NBC10 and the Educational Theatre Foundation held an advanced screening of the pilot for the new television drama “Rise” at the Upper Darby Performing Arts Center on March 11.
Tickets for the event, hosted by NBC10 meteorologist Brittney Shipp, were free to reserve on a first-come, first-serve basis.
“‘Rise’ reflects a modern American high school with students of diverse backgrounds and life experiences,” said Shipp before the screening. “The story is as much about a small town in Pennsylvania as it is about musical theater. ‘Rise’ is about family, friendship, relationships, and growing up.”
The show is based on a true story, featuring the lives of teachers and students at Harry S. Truman High School in Levittown, Pa. Current students and staff were invited to the event.
“This show is about finding inspiration in unexpected places when dedicated teacher Lou Mazzuchelli sheds his self-doubt and takes over the school’s lackluster theater department,” Shipp said before the screening began. “He galvanizes not only the faculty but also students in the entire working-class town.”
Georjenna Gatto, an alumnus of Truman, explained that “Rise” is based on “Drama High: The Incredible True Story of a Brilliant Teacher, a Struggling Town, and the Magic of Theater,” a book by Michael Sokolove, New York Times Magazine writer and Truman alumnus.
Published in 2013, “Drama High” tells the true story of the students and teachers at Truman.

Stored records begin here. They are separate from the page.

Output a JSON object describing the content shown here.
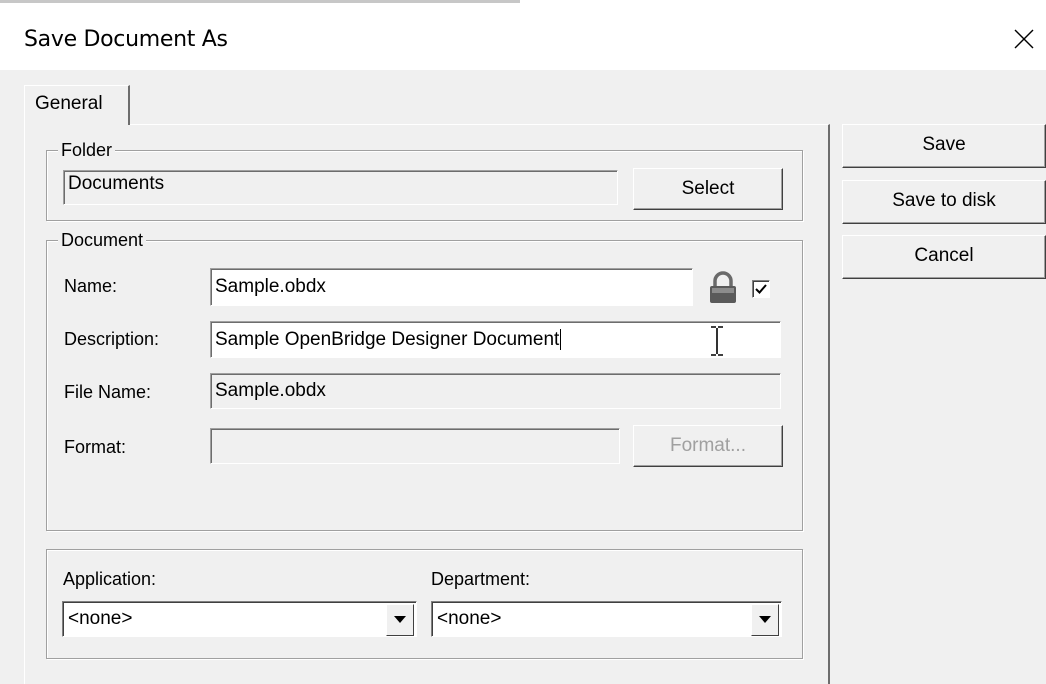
{
  "window": {
    "title": "Save Document As"
  },
  "tabs": [
    {
      "label": "General"
    }
  ],
  "folder": {
    "legend": "Folder",
    "value": "Documents",
    "select_label": "Select"
  },
  "document": {
    "legend": "Document",
    "name_label": "Name:",
    "name_value": "Sample.obdx",
    "lock_checked": true,
    "description_label": "Description:",
    "description_value": "Sample OpenBridge Designer Document",
    "file_name_label": "File Name:",
    "file_name_value": "Sample.obdx",
    "format_label": "Format:",
    "format_value": "",
    "format_button_label": "Format..."
  },
  "classification": {
    "application_label": "Application:",
    "application_value": "<none>",
    "department_label": "Department:",
    "department_value": "<none>"
  },
  "actions": {
    "save_label": "Save",
    "save_to_disk_label": "Save to disk",
    "cancel_label": "Cancel"
  }
}
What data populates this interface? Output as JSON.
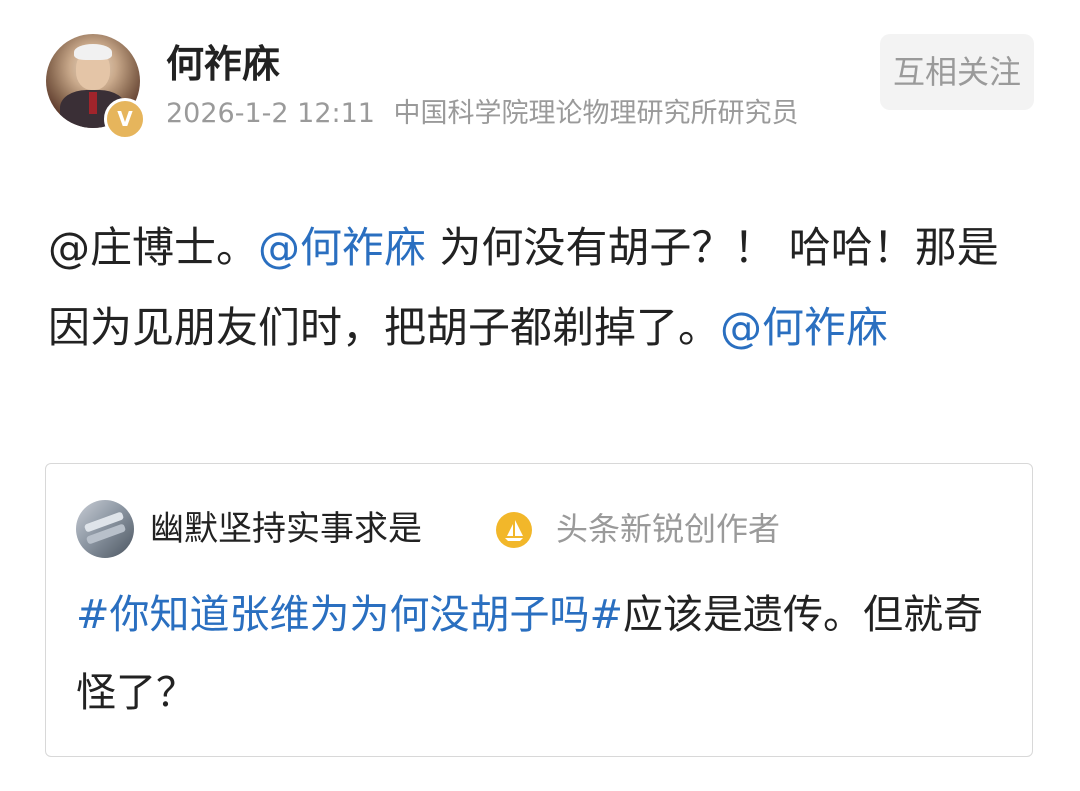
{
  "author": {
    "name": "何祚庥",
    "verified_badge": "V",
    "date": "2026-1-2 12:11",
    "title": "中国科学院理论物理研究所研究员",
    "follow_label": "互相关注"
  },
  "post": {
    "text_1": "@庄博士。",
    "mention_1": "@何祚庥",
    "text_2": " 为何没有胡子？！ 哈哈！那是因为见朋友们时，把胡子都剃掉了。",
    "mention_2": "@何祚庥"
  },
  "quoted": {
    "name": "幽默坚持实事求是",
    "badge_label": "头条新锐创作者",
    "hashtag": "#你知道张维为为何没胡子吗#",
    "text": "应该是遗传。但就奇怪了？"
  },
  "colors": {
    "link": "#2a6fc0",
    "meta_gray": "#9a9a9a",
    "badge_gold": "#e6b55c",
    "creator_badge": "#f2b72a"
  },
  "icons": {
    "verified": "verified-v-icon",
    "creator": "creator-sail-icon"
  }
}
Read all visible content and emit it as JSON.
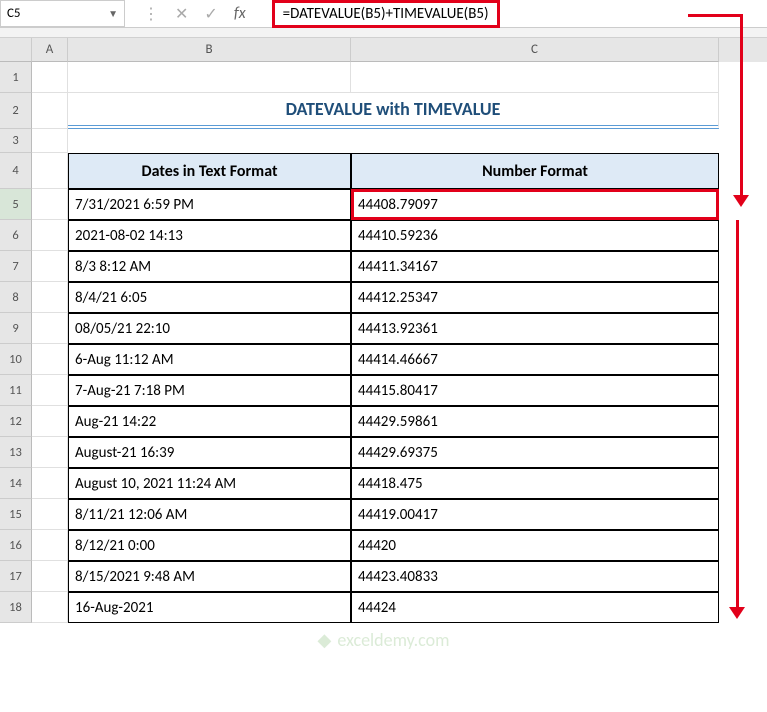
{
  "name_box": "C5",
  "formula": "=DATEVALUE(B5)+TIMEVALUE(B5)",
  "columns": [
    "A",
    "B",
    "C"
  ],
  "title": "DATEVALUE with TIMEVALUE",
  "headers": {
    "B": "Dates in Text Format",
    "C": "Number Format"
  },
  "rows": [
    {
      "n": 5,
      "B": "7/31/2021 6:59 PM",
      "C": "44408.79097"
    },
    {
      "n": 6,
      "B": "2021-08-02 14:13",
      "C": "44410.59236"
    },
    {
      "n": 7,
      "B": "8/3 8:12 AM",
      "C": "44411.34167"
    },
    {
      "n": 8,
      "B": "8/4/21 6:05",
      "C": "44412.25347"
    },
    {
      "n": 9,
      "B": "08/05/21 22:10",
      "C": "44413.92361"
    },
    {
      "n": 10,
      "B": "6-Aug 11:12 AM",
      "C": "44414.46667"
    },
    {
      "n": 11,
      "B": "7-Aug-21 7:18 PM",
      "C": "44415.80417"
    },
    {
      "n": 12,
      "B": "Aug-21 14:22",
      "C": "44429.59861"
    },
    {
      "n": 13,
      "B": "August-21 16:39",
      "C": "44429.69375"
    },
    {
      "n": 14,
      "B": "August 10, 2021 11:24 AM",
      "C": "44418.475"
    },
    {
      "n": 15,
      "B": "8/11/21 12:06 AM",
      "C": "44419.00417"
    },
    {
      "n": 16,
      "B": "8/12/21 0:00",
      "C": "44420"
    },
    {
      "n": 17,
      "B": "8/15/2021 9:48 AM",
      "C": "44423.40833"
    },
    {
      "n": 18,
      "B": "16-Aug-2021",
      "C": "44424"
    }
  ],
  "watermark": "exceldemy.com",
  "chart_data": {
    "type": "table",
    "title": "DATEVALUE with TIMEVALUE",
    "columns": [
      "Dates in Text Format",
      "Number Format"
    ],
    "data": [
      [
        "7/31/2021 6:59 PM",
        44408.79097
      ],
      [
        "2021-08-02 14:13",
        44410.59236
      ],
      [
        "8/3 8:12 AM",
        44411.34167
      ],
      [
        "8/4/21 6:05",
        44412.25347
      ],
      [
        "08/05/21 22:10",
        44413.92361
      ],
      [
        "6-Aug 11:12 AM",
        44414.46667
      ],
      [
        "7-Aug-21 7:18 PM",
        44415.80417
      ],
      [
        "Aug-21 14:22",
        44429.59861
      ],
      [
        "August-21 16:39",
        44429.69375
      ],
      [
        "August 10, 2021 11:24 AM",
        44418.475
      ],
      [
        "8/11/21 12:06 AM",
        44419.00417
      ],
      [
        "8/12/21 0:00",
        44420
      ],
      [
        "8/15/2021 9:48 AM",
        44423.40833
      ],
      [
        "16-Aug-2021",
        44424
      ]
    ]
  }
}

At the time, the students were rehearsing for the first high school-edited production of “Spring Awakening,” under the direction of Lou Volpe. In Gatto’s words, Volpe revolutionized the theater program at Truman.

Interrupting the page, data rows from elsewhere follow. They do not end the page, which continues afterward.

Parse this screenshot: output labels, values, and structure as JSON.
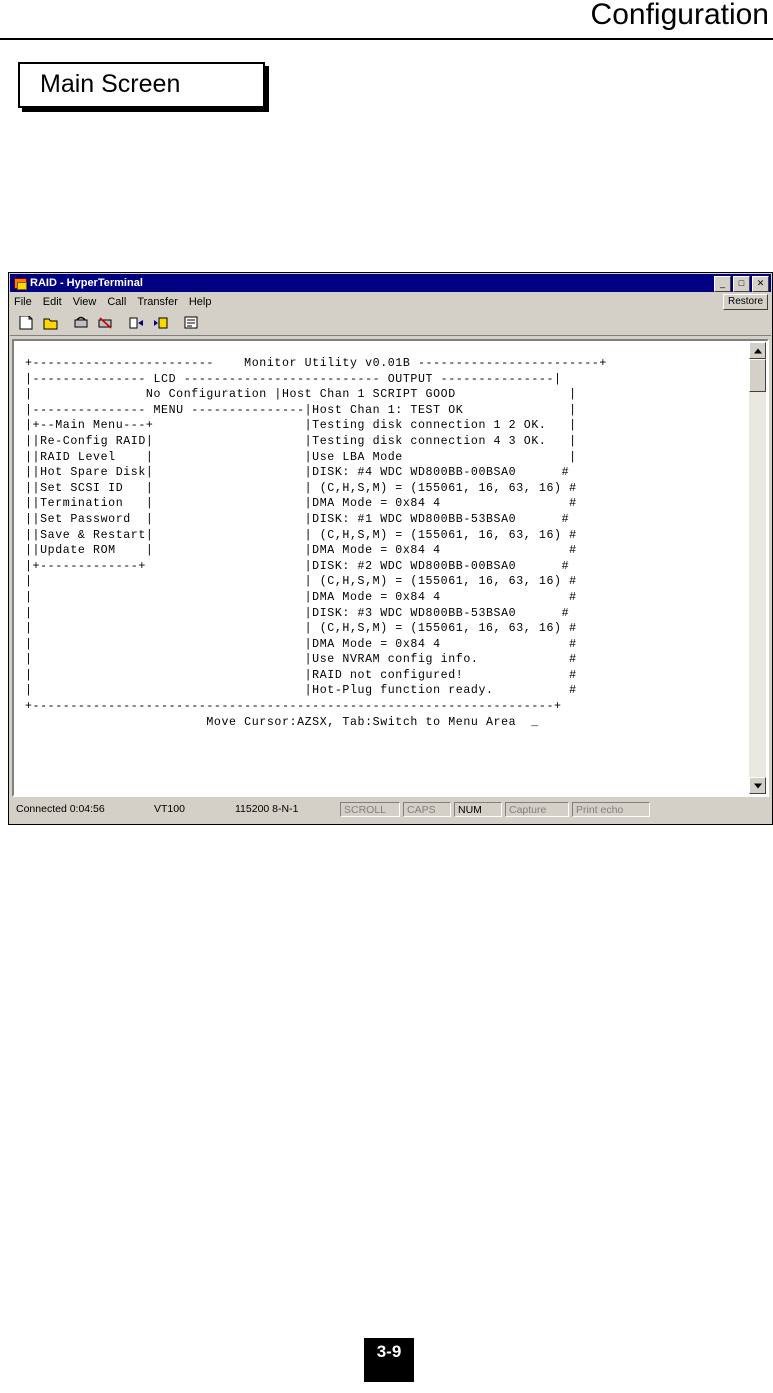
{
  "page": {
    "header_title": "Configuration",
    "section_label": "Main Screen",
    "page_number": "3-9"
  },
  "window": {
    "title": "RAID - HyperTerminal",
    "icon": "phone-modem-icon",
    "buttons": {
      "minimize": "_",
      "maximize": "□",
      "close": "✕"
    },
    "restore_label": "Restore",
    "menu": [
      "File",
      "Edit",
      "View",
      "Call",
      "Transfer",
      "Help"
    ],
    "toolbar_icons": [
      "new-connection-icon",
      "open-icon",
      "call-icon",
      "disconnect-icon",
      "send-file-icon",
      "receive-file-icon",
      "properties-icon"
    ]
  },
  "terminal": {
    "content": "+------------------------    Monitor Utility v0.01B ------------------------+\n|--------------- LCD -------------------------- OUTPUT ---------------|\n|               No Configuration |Host Chan 1 SCRIPT GOOD               |\n|--------------- MENU ---------------|Host Chan 1: TEST OK              |\n|+--Main Menu---+                    |Testing disk connection 1 2 OK.   |\n||Re-Config RAID|                    |Testing disk connection 4 3 OK.   |\n||RAID Level    |                    |Use LBA Mode                      |\n||Hot Spare Disk|                    |DISK: #4 WDC WD800BB-00BSA0      #\n||Set SCSI ID   |                    | (C,H,S,M) = (155061, 16, 63, 16) #\n||Termination   |                    |DMA Mode = 0x84 4                 #\n||Set Password  |                    |DISK: #1 WDC WD800BB-53BSA0      #\n||Save & Restart|                    | (C,H,S,M) = (155061, 16, 63, 16) #\n||Update ROM    |                    |DMA Mode = 0x84 4                 #\n|+-------------+                     |DISK: #2 WDC WD800BB-00BSA0      #\n|                                    | (C,H,S,M) = (155061, 16, 63, 16) #\n|                                    |DMA Mode = 0x84 4                 #\n|                                    |DISK: #3 WDC WD800BB-53BSA0      #\n|                                    | (C,H,S,M) = (155061, 16, 63, 16) #\n|                                    |DMA Mode = 0x84 4                 #\n|                                    |Use NVRAM config info.            #\n|                                    |RAID not configured!              #\n|                                    |Hot-Plug function ready.          #\n+---------------------------------------------------------------------+\n                        Move Cursor:AZSX, Tab:Switch to Menu Area  _",
    "lines": [
      "+------------------------    Monitor Utility v0.01B ------------------------+",
      "|--------------- LCD --------------------------- OUTPUT ----------------|",
      "|               No Configuration |Host Chan 1 SCRIPT GOOD               |",
      "|--------------- MENU ---------------|Host Chan 1: TEST OK              |",
      "|+--Main Menu---+                    |Testing disk connection 1 2 OK.   |",
      "||Re-Config RAID|                    |Testing disk connection 4 3 OK.   |",
      "||RAID Level    |                    |Use LBA Mode                      |",
      "||Hot Spare Disk|                    |DISK: #4 WDC WD800BB-00BSA0       #",
      "||Set SCSI ID   |                    | (C,H,S,M) = (155061, 16, 63, 16) #",
      "||Termination   |                    |DMA Mode = 0x84 4                 #",
      "||Set Password  |                    |DISK: #1 WDC WD800BB-53BSA0       #",
      "||Save & Restart|                    | (C,H,S,M) = (155061, 16, 63, 16) #",
      "||Update ROM    |                    |DMA Mode = 0x84 4                 #",
      "|+-------------+                     |DISK: #2 WDC WD800BB-00BSA0       #",
      "|                                    | (C,H,S,M) = (155061, 16, 63, 16) #",
      "|                                    |DMA Mode = 0x84 4                 #",
      "|                                    |DISK: #3 WDC WD800BB-53BSA0       #",
      "|                                    | (C,H,S,M) = (155061, 16, 63, 16) #",
      "|                                    |DMA Mode = 0x84 4                 #",
      "|                                    |Use NVRAM config info.            #",
      "|                                    |RAID not configured!              #",
      "|                                    |Hot-Plug function ready.          #",
      "+---------------------------------------------------------------------+",
      "                        Move Cursor:AZSX, Tab:Switch to Menu Area  _"
    ],
    "highlighted_menu_item": "Re-Config RAID"
  },
  "status_bar": {
    "connected": "Connected 0:04:56",
    "emulation": "VT100",
    "line_settings": "115200 8-N-1",
    "scroll": "SCROLL",
    "caps": "CAPS",
    "num": "NUM",
    "capture": "Capture",
    "print_echo": "Print echo"
  }
}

“I was playing Wendla,” said Gatto, referring to her lead role in the production. “Mike Sokolove came back and followed us around for months, interviewing us and watching us rehearse.”

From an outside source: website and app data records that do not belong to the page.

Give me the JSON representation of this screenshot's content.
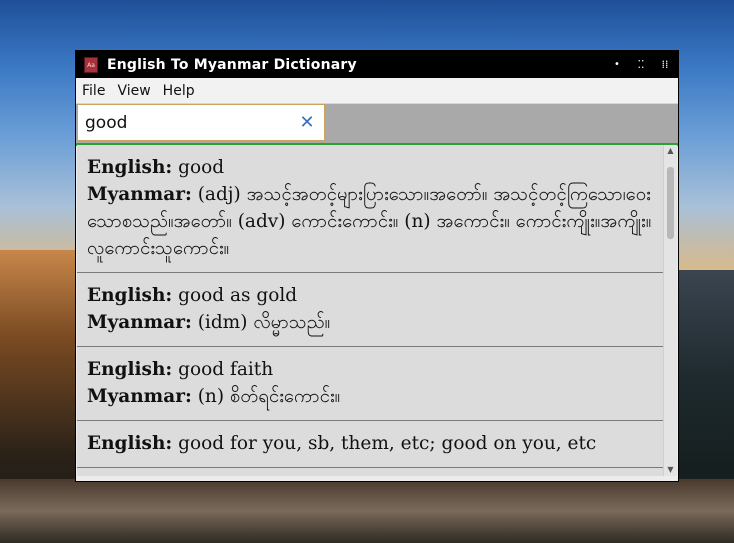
{
  "window": {
    "title": "English To Myanmar Dictionary",
    "app_icon_label": "Aa"
  },
  "menu": [
    "File",
    "View",
    "Help"
  ],
  "search": {
    "value": "good",
    "placeholder": ""
  },
  "labels": {
    "english": "English:",
    "myanmar": "Myanmar:"
  },
  "results": [
    {
      "english": "good",
      "myanmar": "(adj) အသင့်အတင့်များပြားသော။အတော်။ အသင့်တင့်ကြသော၊ဝေးသောစသည်။အတော်။ (adv) ကောင်းကောင်း။ (n) အကောင်း။ ကောင်းကျိုး။အကျိုး။ လူကောင်းသူကောင်း။"
    },
    {
      "english": "good as gold",
      "myanmar": "(idm) လိမ္မာသည်။"
    },
    {
      "english": "good faith",
      "myanmar": "(n) စိတ်ရင်းကောင်း။"
    },
    {
      "english": "good for you, sb, them, etc; good on you, etc",
      "myanmar": ""
    }
  ],
  "icons": {
    "window_controls": [
      "minimize-icon",
      "maximize-icon",
      "close-icon"
    ],
    "clear": "clear-icon"
  },
  "colors": {
    "accent": "#2aa137",
    "clear_icon": "#3b6fb6"
  }
}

Students and staff from Mastery Charter School at Shoemaker Campus in Philadelphia, Pa. were also invited to the screening.
“These two schools were one of 50 schools chosen by NBC and the Educational Theatre Foundation that’s part of R.I.S.E. America,” Shipp said. “They are going to receive a $10 thousand grant that will enable them to enhance their theater program.”
According to the Educational Theatre Foundation website, 50 high schools were chosen out of 1,000 applicants to receive NBC’s “R.I.S.E. America” grants.
The acronym “R.I.S.E.” stands for “Recognizing and Inspiring Student Expression.” The grants enable theater programs to cover the cost of critical needs, such as production expenses and technical equipment.
Jared Moskowitz and Natalie Busillo, teachers at Shoemaker, said they applied for the grant and submitted a video.
“I took [the video] on my iPhone,” Busillo said. “It was our school choir singing ‘21 Guns’ [by Green Day], and I interviewed some students. I literally looked up YouTube videos on how to edit and taught myself how to use iMovie.”
Moskowitz said they had tried performing productions at Shoemaker in the past, but due to unfortunate circumstances, were unable to.
“We were going to do a production of ‘A Raisin In The Sun,’ and we completely sold out,” he said. “Two weeks before opening night, a pipe burst in the school, and the entire theater flooded. All of the equipment was ruined and the stage buckled in. The floodgates literally opened.”
Busillo said that Shoemaker has one of the stronger theater programs out of all campuses due to their more developed space for musicals. The grant money will go toward updating theater equipment.
After the Upper Darby Performing Arts Center screening, Shipp held a Q-and-A with executive producer Jason Katims and “Rise” star Damon J. Gillespie.
Shipp asked Katims how he came up with the idea for the show and what compelled him to write it.
“I became aware of [“Drama High”] from Jeffrey Seller and Bob Greenblatt,” said Katims, referring to the NBC producers. “Even before opening the book, I knew it was a story I wanted to tell. Lou dedicated his life to being an educator, inspiring so many students’ lives and changing the community.”
Katims added that trying to capture the spirit and essence that many high school theater programs have is exciting for him.
He also paid tribute to teachers at Truman, including Volpe.
“I’ve spent the last year in Lou’s world,” Katims said. “Writing about this, I’m inspired by all of the teachers who do the same thing.”
Katims said that when Volpe read the script, he focused on the writing rather than the material of the show.
“It was incredible,” Katims said. “He saw me as a writer, and I realized that I was experiencing what it was like to be one of Lou’s students in that theater program for 44 years.”
NBC aired the pilot on March 13 and new episodes will continue to air every Tuesday.
Contact Dean Galiffa at firstname.lastname@example.org